Though the panel was scheduled for 90 minutes, due to the number of passionate students with questions, the discussion lasted for three hours.
Some students reflected on their experience:
“I honestly thought that was the best panel we’ve ever done at BFS. The diversity of opinions that were present was really eye opening. I liked how there were disagreements and tensions, because that’s what happens in real life. There were different ideas given for the long term solution as well, like whether the establishment of education or the demilitarization of the police would be more effective. I think we need both. I also really appreciated how they brought all of these protests into context.”
“I thought yesterday’s afternoon of concern was amazingly wonderful. The day was one of the most interesting, mind-blowing and inspiring days I’ve had at this school. The wide array of opinions, people, questions, and responses all served to illuminate and enlighten.”
“I am very happy that the school considered our feelings and decided to sacrifice half of a school day to consider students’ feelings towards the tragedies occurring recently… Personally, I felt empowered after the meeting, renewed with a new sense of hope and happiness I had lost lately. I believe that I am able to change the world as a student and no longer helpless. Although I may be anxious and a little bit afraid, I am ready to sacrifice for any cause I commit to. This meeting was able to test my tolerance for other’s ideas. Although the police officers said things I didn’t agree with I remained respectful and made it my best interest to understand their perspective.”

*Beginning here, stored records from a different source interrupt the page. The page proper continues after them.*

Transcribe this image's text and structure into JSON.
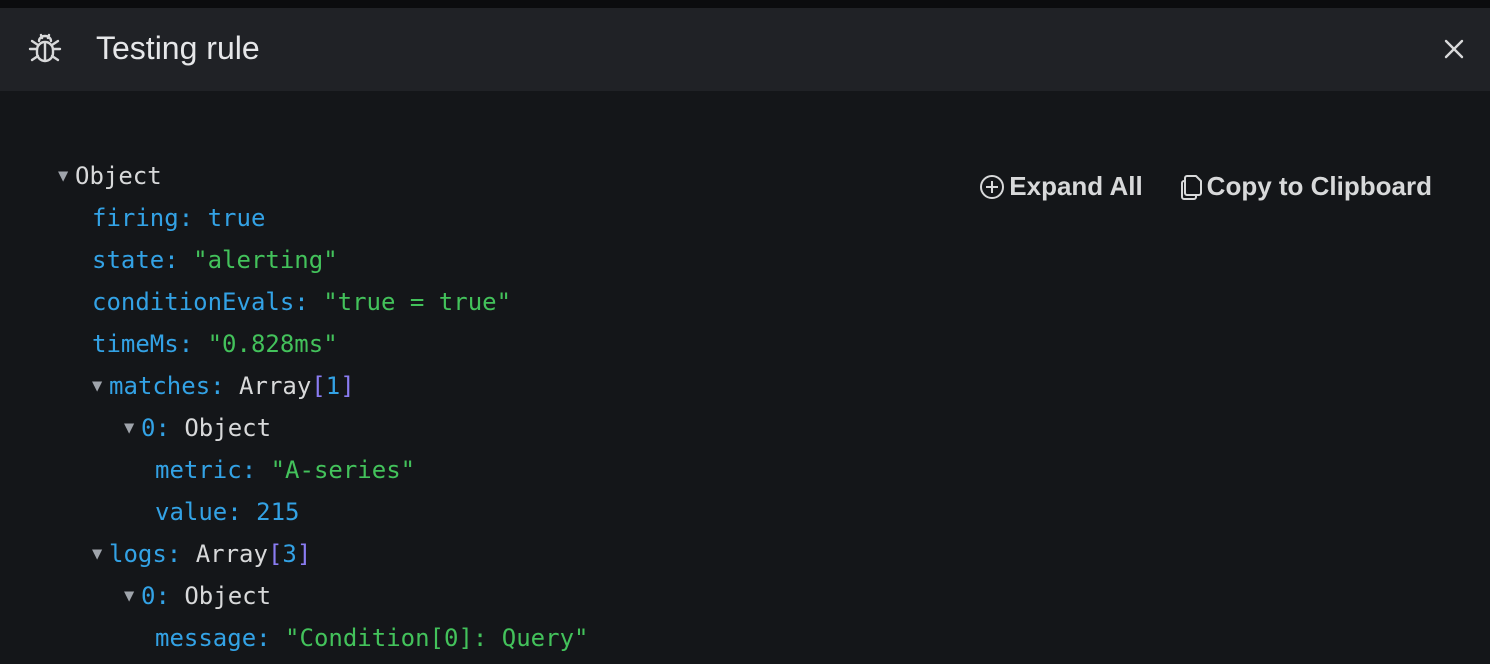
{
  "header": {
    "title": "Testing rule"
  },
  "actions": {
    "expand_all": "Expand All",
    "copy_to_clipboard": "Copy to Clipboard"
  },
  "tree": {
    "root_label": "Object",
    "firing_key": "firing:",
    "firing_value": "true",
    "state_key": "state:",
    "state_value": "\"alerting\"",
    "conditionEvals_key": "conditionEvals:",
    "conditionEvals_value": "\"true = true\"",
    "timeMs_key": "timeMs:",
    "timeMs_value": "\"0.828ms\"",
    "matches_key": "matches:",
    "matches_type": "Array",
    "matches_count": "1",
    "matches_0_key": "0:",
    "matches_0_type": "Object",
    "metric_key": "metric:",
    "metric_value": "\"A-series\"",
    "value_key": "value:",
    "value_value": "215",
    "logs_key": "logs:",
    "logs_type": "Array",
    "logs_count": "3",
    "logs_0_key": "0:",
    "logs_0_type": "Object",
    "message_key": "message:",
    "message_value": "\"Condition[0]: Query\""
  },
  "icons": {
    "header": "bug-icon",
    "close": "close-icon",
    "expand": "plus-circle-icon",
    "copy": "copy-icon",
    "caret": "caret-down-icon"
  },
  "colors": {
    "background": "#141619",
    "header_bg": "#202226",
    "key": "#33a2e5",
    "string": "#43c25b",
    "bracket": "#8a7cf2"
  }
}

“I feel that with all that’s occurring right now in society and recent/current events, both the collection on Wednesday and the Afternoon of Concern on Thursday were completely necessary. For people of color (who these instances directly affect), and for other human being that breathe air and have blood pumping through them, AWARENESS is key to safety and progress. For me personally, these situations take a toll on my psychological, physical, and spiritual health, and it pains me to know that so many lives are endangered and that I can die any day.”
“Not all police are bad. I’m glad the BFS community realized this because of yesterday”
“I believe that we should never give up because even if the climb is taking forever, we can get to the top of the mountain one step at a time. We should not give up because we don’t see immediate change because, as in anything else, like (for example) a basketball player, improvement takes practice and time. We should never feel hopeless because one day, if we work hard enough, we will be able to look back and feel proud of our work.”
“The panel was very diverse and that was the most important part, to have different opinions is what we needed.”
“I am no longer as angry, but some things do have to change.”
“I thought yesterday’s collection was well planned, and I loved listening to the different opinions of the panel. I liked the diversity of the panel, and the different jobs that they had.”
“Life, liberty and the pursuit of happiness. What an abstract concept to try to register whilst existing in a world that has such a disregard for human life. Its difficult to swim in an ocean of reality while those around you so blissfully allow themselves to sink into a pool of oblivion. The thin line between realism and racism is smudged in a similar manner to the blood that’s smeared onto the hands of so many cops and sprawled onto inner city streets. Who are you to say that all men are created equally when I can confidently spit statistics proving that black lives don’t matter? How are we here? How can you buoyantly defend the system that is dauntlessly slaying those closest to us? Who are you to tell me white supremacy is a delusion while you feel no pain nor strive to posses sympathy. A cold-hearted disconnect between the fallen “statistics and headlines” you see on your tv and the murdered sons and brothers still living in the hearts of their families. Paralyzing dehumanization and justification, the symptoms of a disease called privilege. America, a country raised on racism, simply incapable of ejecting the overbearing sin. A society taught that all problems are strictly black and white and in turn is terrified of color.”